Rio 2016 Olympics: France agonises over Team GB glory
The French are perfectly happy with their Rio Olympics tally. The haul of 42 medals, including 10 golds, was a post-war record, and their seventh overall placing was the same as at London 2012.
That is the official line.
In fact, there is an unacknowledged undercurrent of grumbling. It is a reaction born of envy, self-doubt - and historic rivalry with the island neighbour to the north.
For the French, doing satisfactorily at the Olympics is all very well. But being so roundly beaten by the Brits - that is another matter entirely.
As is often repeated, the two countries are broadly of the same size and wealth. They have sports budgets that are not dissimilar. In theory, they should do roughly as well as each other in the Games - and in the past they did.
But this year, the French looked on with a mix of admiration and brooding as Team GB leapt into a different league.

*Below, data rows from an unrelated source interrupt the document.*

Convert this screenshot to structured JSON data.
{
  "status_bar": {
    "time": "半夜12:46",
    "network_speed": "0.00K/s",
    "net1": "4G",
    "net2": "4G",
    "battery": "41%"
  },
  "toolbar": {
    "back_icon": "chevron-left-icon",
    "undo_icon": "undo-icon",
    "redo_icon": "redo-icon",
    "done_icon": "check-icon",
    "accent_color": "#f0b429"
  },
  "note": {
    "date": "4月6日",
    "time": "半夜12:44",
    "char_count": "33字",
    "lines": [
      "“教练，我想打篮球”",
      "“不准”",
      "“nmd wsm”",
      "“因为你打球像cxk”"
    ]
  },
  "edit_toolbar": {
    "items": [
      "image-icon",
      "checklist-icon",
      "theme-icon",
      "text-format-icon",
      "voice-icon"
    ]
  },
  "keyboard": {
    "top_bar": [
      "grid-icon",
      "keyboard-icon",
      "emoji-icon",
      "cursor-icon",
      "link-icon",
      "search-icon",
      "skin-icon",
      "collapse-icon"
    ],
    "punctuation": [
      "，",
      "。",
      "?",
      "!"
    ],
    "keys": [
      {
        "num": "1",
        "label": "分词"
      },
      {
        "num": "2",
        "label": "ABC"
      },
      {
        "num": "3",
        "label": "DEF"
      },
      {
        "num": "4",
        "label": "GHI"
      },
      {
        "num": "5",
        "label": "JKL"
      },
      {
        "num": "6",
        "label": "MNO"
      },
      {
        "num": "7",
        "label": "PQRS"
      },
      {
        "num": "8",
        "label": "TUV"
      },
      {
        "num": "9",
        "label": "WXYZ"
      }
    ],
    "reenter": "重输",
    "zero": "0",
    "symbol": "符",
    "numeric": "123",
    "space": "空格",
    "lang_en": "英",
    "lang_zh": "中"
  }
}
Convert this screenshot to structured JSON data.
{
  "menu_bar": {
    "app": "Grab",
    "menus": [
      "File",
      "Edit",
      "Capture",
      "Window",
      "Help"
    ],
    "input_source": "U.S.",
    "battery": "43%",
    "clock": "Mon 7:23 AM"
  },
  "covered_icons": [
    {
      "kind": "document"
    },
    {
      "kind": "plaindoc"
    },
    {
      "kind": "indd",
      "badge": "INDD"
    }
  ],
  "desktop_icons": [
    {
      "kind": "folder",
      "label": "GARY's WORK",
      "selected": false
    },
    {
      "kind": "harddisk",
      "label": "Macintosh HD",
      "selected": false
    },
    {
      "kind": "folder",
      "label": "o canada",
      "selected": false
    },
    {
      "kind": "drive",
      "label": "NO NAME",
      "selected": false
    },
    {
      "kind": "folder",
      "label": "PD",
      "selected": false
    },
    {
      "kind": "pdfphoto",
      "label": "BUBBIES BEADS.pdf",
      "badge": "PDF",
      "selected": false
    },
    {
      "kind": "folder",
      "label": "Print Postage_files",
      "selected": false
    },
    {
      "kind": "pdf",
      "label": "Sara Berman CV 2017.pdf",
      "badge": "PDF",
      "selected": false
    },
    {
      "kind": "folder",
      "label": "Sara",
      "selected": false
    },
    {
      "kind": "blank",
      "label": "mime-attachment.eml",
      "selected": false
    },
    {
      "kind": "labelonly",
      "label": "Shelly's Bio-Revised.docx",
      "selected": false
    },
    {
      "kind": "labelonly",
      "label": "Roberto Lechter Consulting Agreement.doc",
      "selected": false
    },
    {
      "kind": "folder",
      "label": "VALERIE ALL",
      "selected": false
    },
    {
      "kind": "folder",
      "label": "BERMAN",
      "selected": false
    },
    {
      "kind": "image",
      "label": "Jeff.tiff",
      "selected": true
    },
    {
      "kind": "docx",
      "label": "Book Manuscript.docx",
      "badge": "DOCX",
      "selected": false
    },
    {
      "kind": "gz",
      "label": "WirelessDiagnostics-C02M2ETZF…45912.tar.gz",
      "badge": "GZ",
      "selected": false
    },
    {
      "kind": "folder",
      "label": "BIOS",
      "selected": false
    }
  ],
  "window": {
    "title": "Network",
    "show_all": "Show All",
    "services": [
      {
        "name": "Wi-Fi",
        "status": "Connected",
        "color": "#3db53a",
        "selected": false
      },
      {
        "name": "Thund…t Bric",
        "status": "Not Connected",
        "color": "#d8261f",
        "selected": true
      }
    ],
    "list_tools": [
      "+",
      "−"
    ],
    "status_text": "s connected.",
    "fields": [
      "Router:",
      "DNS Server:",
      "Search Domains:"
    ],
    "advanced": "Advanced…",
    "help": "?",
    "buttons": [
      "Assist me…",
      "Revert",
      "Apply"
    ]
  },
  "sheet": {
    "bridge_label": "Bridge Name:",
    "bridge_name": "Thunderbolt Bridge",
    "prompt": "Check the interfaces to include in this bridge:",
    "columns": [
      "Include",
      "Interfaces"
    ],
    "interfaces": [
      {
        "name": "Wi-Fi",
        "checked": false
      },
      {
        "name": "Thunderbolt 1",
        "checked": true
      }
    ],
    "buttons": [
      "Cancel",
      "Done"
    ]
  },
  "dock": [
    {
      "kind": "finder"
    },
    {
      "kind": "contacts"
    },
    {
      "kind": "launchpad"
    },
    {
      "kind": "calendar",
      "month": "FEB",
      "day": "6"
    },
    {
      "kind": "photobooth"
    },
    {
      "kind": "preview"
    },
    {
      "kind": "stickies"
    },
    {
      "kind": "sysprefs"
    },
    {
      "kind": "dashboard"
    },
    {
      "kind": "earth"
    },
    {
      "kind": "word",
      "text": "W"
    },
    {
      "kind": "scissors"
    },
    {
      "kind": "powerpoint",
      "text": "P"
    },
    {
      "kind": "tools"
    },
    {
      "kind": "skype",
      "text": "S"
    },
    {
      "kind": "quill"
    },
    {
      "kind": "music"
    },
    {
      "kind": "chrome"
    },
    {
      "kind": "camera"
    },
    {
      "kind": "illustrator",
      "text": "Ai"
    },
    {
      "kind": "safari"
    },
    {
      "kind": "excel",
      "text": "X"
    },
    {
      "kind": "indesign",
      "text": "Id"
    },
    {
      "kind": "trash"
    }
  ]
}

British progress over the last five Olympics - from 37th to 2nd - has been constant and spectacular. The French, meanwhile, have been merely treading water.
A whiff of the irritation felt in France comes in an article in Le Monde newspaper (in French), provocatively titled "How the British bought their medals".
The headline perfectly encapsulates a perennial French beef against the Brits: that their world is built around commercialism and a deeper understanding (certainly than the French have got) about the power of cash.
The article rehearses the well-known story of how the UK bounced back from its one and only gold medal at the Atlanta Olympics: with lottery money, the "No Compromise" culture at UK Sport, and the funding axe that fell on non-performers.
"Basketball, handball, volleyball, weightlifting: all discovered to their cost that the only thing that counts is results," the article reads.
"Britain's legendary fair play is a distant memory."
The piece gets dangerously close to libellous, raising allegations over drug use (in running) and mechanical tinkering (cycling) - before conceding that UK Sport's decision to focus exclusively on the Olympics (as opposed to lesser championships) has certainly borne fruit.
Other writers take a less chippy line, pondering what lessons France might learn from GB success.
There was a 4% increase in the French sports budget in 2016, to just under €500m (£429m).
By the time of London 2012, UK Sport's spending on elite sports alone had risen to £264m, and last November the government gave UK Sport a 29% funding increase.
One problem is that the French could never do what the UK has done - and ruthlessly focus funding only where there is a chance of medals.
France abhors that kind of Darwinian weeding-out of the weakest. "We prefer the richness of the sports-for-all approach," according to Sports Minister Thierry Braillard.
It means the French National Olympic and Sports Committee (CNOSF) will continue to fund some 90 separate federations - as opposed to the 20 selected by Sports UK.
But other UK ideas may well be considered at a special roundtable on sports, called by the minister for October. The French want a turnaround ahead of the 2024 Games, which they hope to get for Paris.
TV reports before Rio showed how many French sportsmen and -women were living close to the breadline. They receive no money from the official federations, which pay sometimes scandalously high salaries to their own officials.
UK-style sponsorships, which allow athletes a living wage so they can focus on training, will be one possibility.
Another will be stricter financial control of the federations, some of which are seen as dangerously powerful and autonomous.
A third idea is advice that could be offered to France as a whole: stop thinking that the way you do things is necessarily the best.
As one commentator below the Le Monde article put it: "The British know how to change their behaviour in order to win. But then because they succeed, we find it suspect? We have become a nation of moaning minnies."
Another Anglophile had this wistful explanation for the UK's success: "Pragmatism; more pragmatism; and again... pragmatism." By implication - it is time France had some.